Let's look at the different permutations between getting a 1 and a 2.

First, we'll do 1. X is heads, O is tails

OOOOO

Only the one configuration can get you a 2. Now let's see how many configurations can get you a 1:

XOOOO
OXOOO
OOXOO
OOOXO
OOOOX

There's 5 different configurations that can get you a 2, and yes, those are distinct configurations. Therefore, getting a 2 is five times more likely than getting a 1. Clearly, this is not a flat probability.

What you could do to simulate the probability of a d6 is flip all of the coins as a set, keeping track of their order, until you get a configuration that would give you a 1, 2, 5 or 6 in your original setup. Instead of scoring it the same way, however, you take the position of the odd coin out and use that as your result. If it's all heads or all tails, then it's a 6.

(sorry if this is a bit confusing )

_{Dinnanid}Edit: that was my 42nd post.

Let's look at the different permutations between getting a 1 and a 2.

First, we'll do 1. X is heads, O is tails

Only the one configuration can get you a 2. Now let's see how many configurations can get you a 1:

There's 5 different configurations that can get you a 2, and yes, those are distinct configurations. Therefore, getting a 2 is five times more likely than getting a 1. Clearly, this is not a flat probability.

What you could do to simulate the probability of a d6 is flip all of the coins as a set, keeping track of their order, until you get a configuration that would give you a 1, 2, 5 or 6 in your original setup. Instead of scoring it the same way, however, you take the position of the odd coin out and use that as your result. If it's all heads or all tails, then it's a 6.

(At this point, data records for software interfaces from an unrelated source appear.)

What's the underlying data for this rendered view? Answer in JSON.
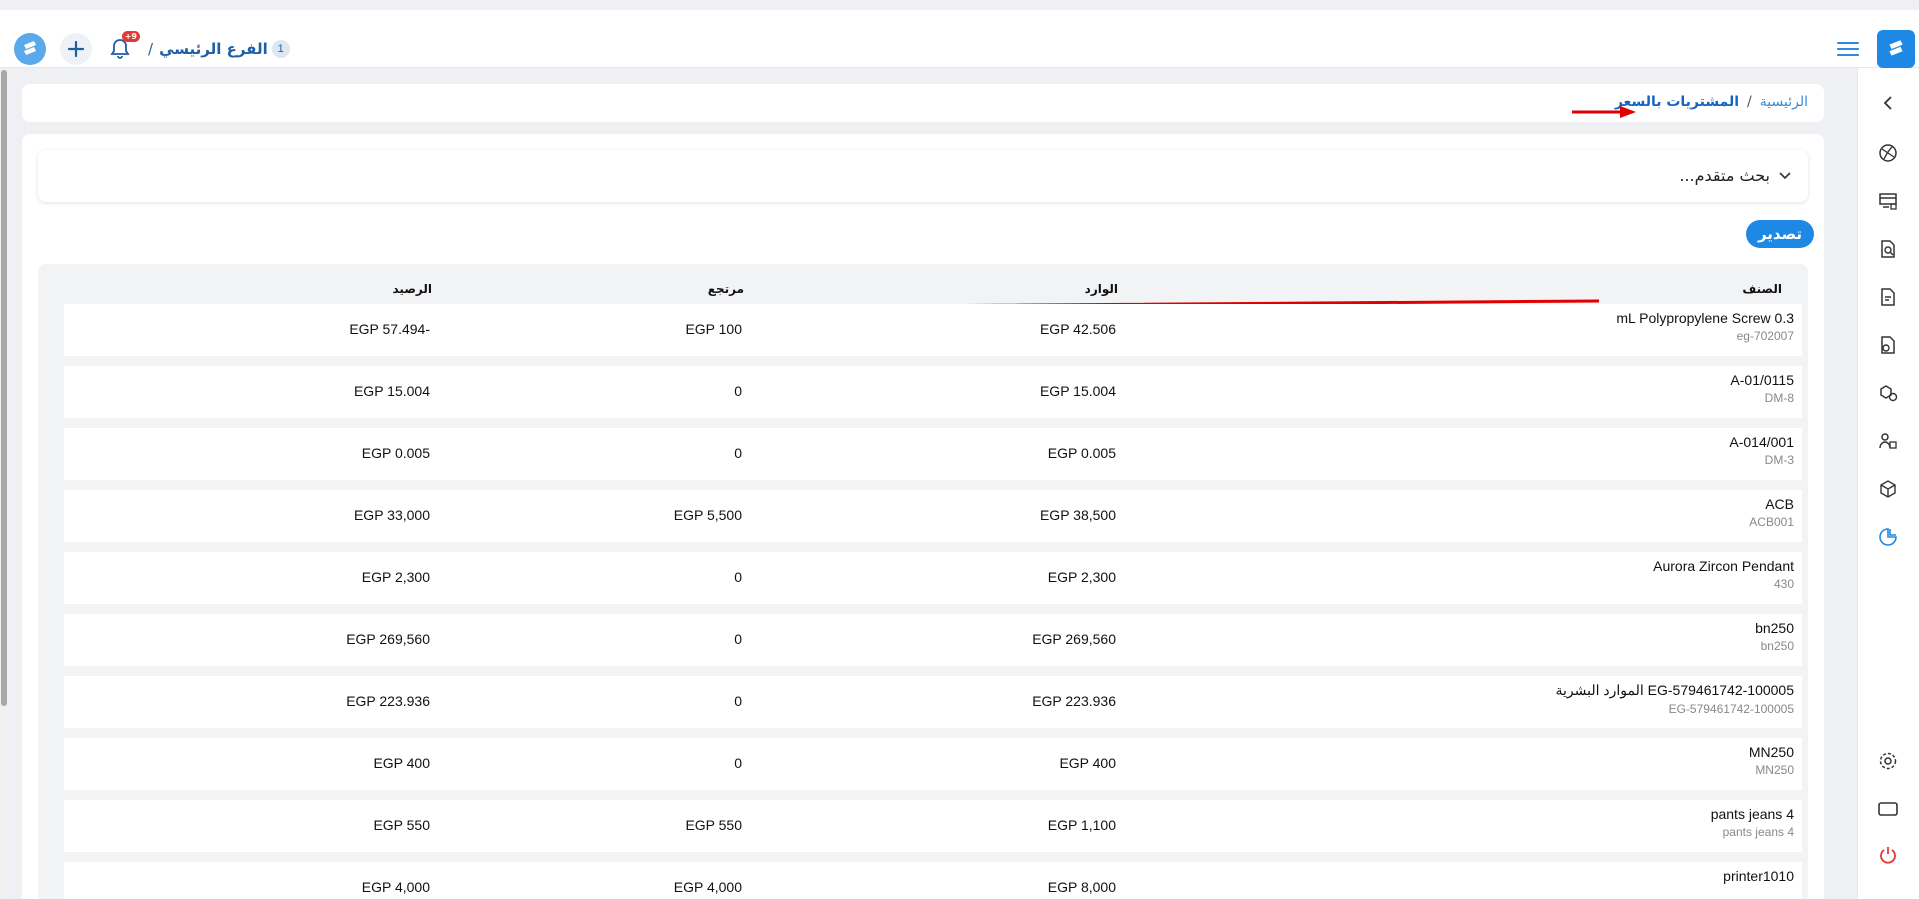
{
  "topbar": {
    "branch_number": "1",
    "branch_name": "الفرع الرئيسي",
    "branch_sep": "/",
    "notif_badge": "+9"
  },
  "breadcrumb": {
    "home": "الرئيسية",
    "separator": "/",
    "current": "المشتريات بالسعر"
  },
  "advanced_search": {
    "label": "بحث متقدم..."
  },
  "export_label": "تصدير",
  "table": {
    "headers": {
      "item": "الصنف",
      "incoming": "الوارد",
      "returned": "مرتجع",
      "balance": "الرصيد"
    },
    "rows": [
      {
        "name": "mL Polypropylene Screw 0.3",
        "code": "eg-702007",
        "incoming": "EGP 42.506",
        "returned": "EGP 100",
        "balance": "EGP 57.494-"
      },
      {
        "name": "A-01/0115",
        "code": "DM-8",
        "incoming": "EGP 15.004",
        "returned": "0",
        "balance": "EGP 15.004"
      },
      {
        "name": "A-014/001",
        "code": "DM-3",
        "incoming": "EGP 0.005",
        "returned": "0",
        "balance": "EGP 0.005"
      },
      {
        "name": "ACB",
        "code": "ACB001",
        "incoming": "EGP 38,500",
        "returned": "EGP 5,500",
        "balance": "EGP 33,000"
      },
      {
        "name": "Aurora Zircon Pendant",
        "code": "430",
        "incoming": "EGP 2,300",
        "returned": "0",
        "balance": "EGP 2,300"
      },
      {
        "name": "bn250",
        "code": "bn250",
        "incoming": "EGP 269,560",
        "returned": "0",
        "balance": "EGP 269,560"
      },
      {
        "name": "EG-579461742-100005 الموارد البشرية",
        "code": "EG-579461742-100005",
        "incoming": "EGP 223.936",
        "returned": "0",
        "balance": "EGP 223.936"
      },
      {
        "name": "MN250",
        "code": "MN250",
        "incoming": "EGP 400",
        "returned": "0",
        "balance": "EGP 400"
      },
      {
        "name": "pants jeans 4",
        "code": "pants jeans 4",
        "incoming": "EGP 1,100",
        "returned": "EGP 550",
        "balance": "EGP 550"
      },
      {
        "name": "printer1010",
        "code": "",
        "incoming": "EGP 8,000",
        "returned": "EGP 4,000",
        "balance": "EGP 4,000"
      }
    ]
  },
  "colors": {
    "accent": "#1e88e5",
    "annotation": "#e00000"
  },
  "sidebar_icons": [
    "collapse-arrow-icon",
    "globe-icon",
    "pos-icon",
    "search-doc-icon",
    "invoice-icon",
    "document-user-icon",
    "boxes-icon",
    "users-settings-icon",
    "package-icon",
    "reports-chart-icon",
    "settings-icon",
    "window-icon",
    "power-icon"
  ]
}
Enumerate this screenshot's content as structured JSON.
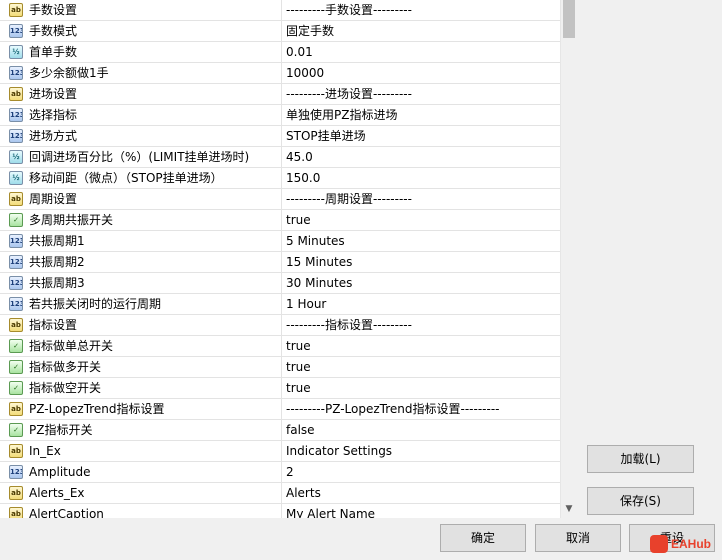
{
  "rows": [
    {
      "icon": "ab",
      "name": "手数设置",
      "value": "---------手数设置---------"
    },
    {
      "icon": "123",
      "name": "手数模式",
      "value": "固定手数"
    },
    {
      "icon": "half",
      "name": "首单手数",
      "value": "0.01"
    },
    {
      "icon": "123",
      "name": "多少余额做1手",
      "value": "10000"
    },
    {
      "icon": "ab",
      "name": "进场设置",
      "value": "---------进场设置---------"
    },
    {
      "icon": "123",
      "name": "选择指标",
      "value": "单独使用PZ指标进场"
    },
    {
      "icon": "123",
      "name": "进场方式",
      "value": "STOP挂单进场"
    },
    {
      "icon": "half",
      "name": "回调进场百分比（%）(LIMIT挂单进场时)",
      "value": "45.0"
    },
    {
      "icon": "half",
      "name": "移动间距（微点）（STOP挂单进场）",
      "value": "150.0"
    },
    {
      "icon": "ab",
      "name": "周期设置",
      "value": "---------周期设置---------"
    },
    {
      "icon": "bool",
      "name": "多周期共振开关",
      "value": "true"
    },
    {
      "icon": "123",
      "name": "共振周期1",
      "value": "5 Minutes"
    },
    {
      "icon": "123",
      "name": "共振周期2",
      "value": "15 Minutes"
    },
    {
      "icon": "123",
      "name": "共振周期3",
      "value": "30 Minutes"
    },
    {
      "icon": "123",
      "name": "若共振关闭时的运行周期",
      "value": "1 Hour"
    },
    {
      "icon": "ab",
      "name": "指标设置",
      "value": "---------指标设置---------"
    },
    {
      "icon": "bool",
      "name": "指标做单总开关",
      "value": "true"
    },
    {
      "icon": "bool",
      "name": "指标做多开关",
      "value": "true"
    },
    {
      "icon": "bool",
      "name": "指标做空开关",
      "value": "true"
    },
    {
      "icon": "ab",
      "name": "PZ-LopezTrend指标设置",
      "value": "---------PZ-LopezTrend指标设置---------"
    },
    {
      "icon": "bool",
      "name": "PZ指标开关",
      "value": "false"
    },
    {
      "icon": "ab",
      "name": "In_Ex",
      "value": "Indicator Settings"
    },
    {
      "icon": "123",
      "name": "Amplitude",
      "value": "2"
    },
    {
      "icon": "ab",
      "name": "Alerts_Ex",
      "value": "Alerts"
    },
    {
      "icon": "ab",
      "name": "AlertCaption",
      "value": "My Alert Name"
    }
  ],
  "icons": {
    "ab": {
      "glyph": "ab",
      "name": "string-type-icon"
    },
    "123": {
      "glyph": "123",
      "name": "integer-type-icon"
    },
    "half": {
      "glyph": "½",
      "name": "double-type-icon"
    },
    "bool": {
      "glyph": "✓",
      "name": "bool-type-icon"
    }
  },
  "buttons": {
    "load": "加载(L)",
    "save": "保存(S)",
    "ok": "确定",
    "cancel": "取消",
    "reset": "重设"
  },
  "watermark": "EAHub"
}
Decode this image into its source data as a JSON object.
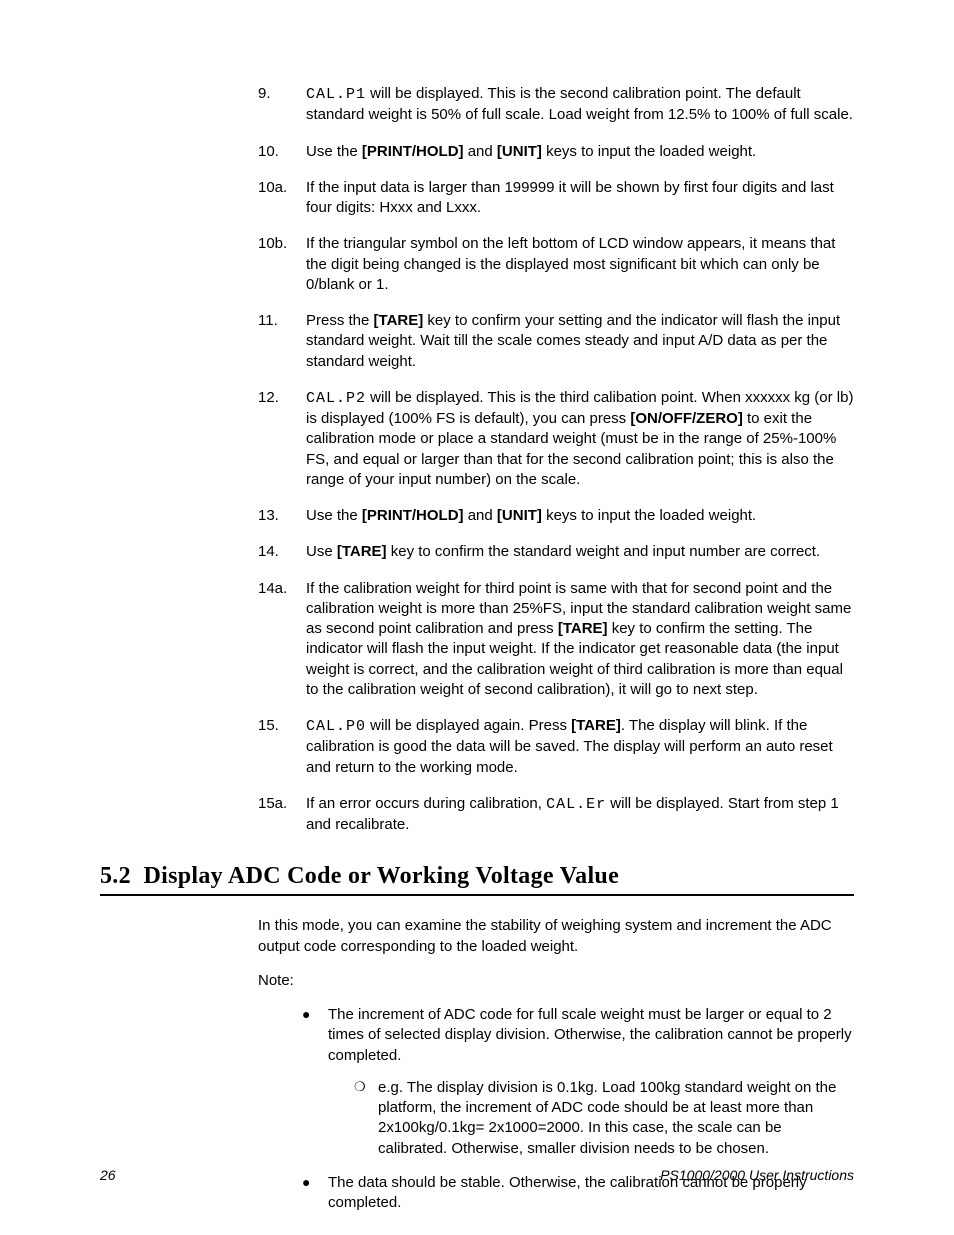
{
  "steps": [
    {
      "n": "9.",
      "lcd": "CAL.P1",
      "pre": "",
      "post": " will be displayed. This is the second calibration point. The default standard weight is 50% of full scale. Load weight from 12.5% to 100% of full scale."
    },
    {
      "n": "10.",
      "html": "Use the <b>[PRINT/HOLD]</b> and <b>[UNIT]</b> keys to input the loaded weight."
    },
    {
      "n": "10a.",
      "html": "If the input data is larger than 199999 it will be shown by first four digits and last four digits: Hxxx and Lxxx."
    },
    {
      "n": "10b.",
      "html": "If the triangular symbol on the left bottom of LCD window appears, it means that the digit being changed is the displayed most significant bit which can only be 0/blank or 1."
    },
    {
      "n": "11.",
      "html": "Press the <b>[TARE]</b> key to confirm your setting and the indicator will flash the input standard weight. Wait till the scale comes steady and input A/D data as per the standard weight."
    },
    {
      "n": "12.",
      "lcd": "CAL.P2",
      "post_html": " will be displayed. This is the third calibation point. When xxxxxx kg (or lb) is displayed (100% FS is default), you can press <b>[ON/OFF/ZERO]</b> to exit the calibration mode or place a standard weight (must be in the range of 25%-100% FS, and equal or larger than that for the second calibration point; this is also the range of your input number) on the scale."
    },
    {
      "n": "13.",
      "html": "Use the <b>[PRINT/HOLD]</b> and <b>[UNIT]</b> keys to input the loaded weight."
    },
    {
      "n": "14.",
      "html": "Use <b>[TARE]</b> key to confirm the standard weight and input number are correct."
    },
    {
      "n": "14a.",
      "html": " If the calibration weight for third point is same with that for second point and the calibration weight is more than 25%FS, input the standard calibration weight same as second point calibration and press <b>[TARE]</b> key to confirm the setting. The indicator will flash the input weight. If the indicator get reasonable data (the input weight is correct, and the calibration weight of third calibration is more than equal to the calibration weight of second calibration), it will go to next step."
    },
    {
      "n": "15.",
      "lcd": "CAL.P0",
      "post_html": " will be displayed again. Press <b>[TARE]</b>. The display will blink. If the calibration is good the data will be saved. The display will perform an auto reset and return to the working mode."
    },
    {
      "n": "15a.",
      "pre": "If an error occurs during calibration, ",
      "lcd": "CAL.Er",
      "post": " will be displayed. Start from step 1 and recalibrate."
    }
  ],
  "section": {
    "num": "5.2",
    "title": "Display ADC Code or Working Voltage Value"
  },
  "intro": "In this mode, you can examine the stability of weighing system and increment the ADC output code corresponding to the loaded weight.",
  "note_label": "Note:",
  "bullets": [
    {
      "text": "The increment of ADC code for full scale weight must be larger or equal to 2 times of selected display division. Otherwise, the calibration cannot be properly completed.",
      "sub": "e.g. The display division is 0.1kg. Load 100kg standard weight on the platform, the increment of ADC code should be at least more than 2x100kg/0.1kg= 2x1000=2000. In this case, the scale can be calibrated. Otherwise, smaller division needs to be chosen."
    },
    {
      "text": "The data should be stable. Otherwise, the calibration cannot be properly completed."
    }
  ],
  "footer": {
    "page": "26",
    "doc": "PS1000/2000 User Instructions"
  }
}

Permutations along with the scored result:

That's a flat probability curve.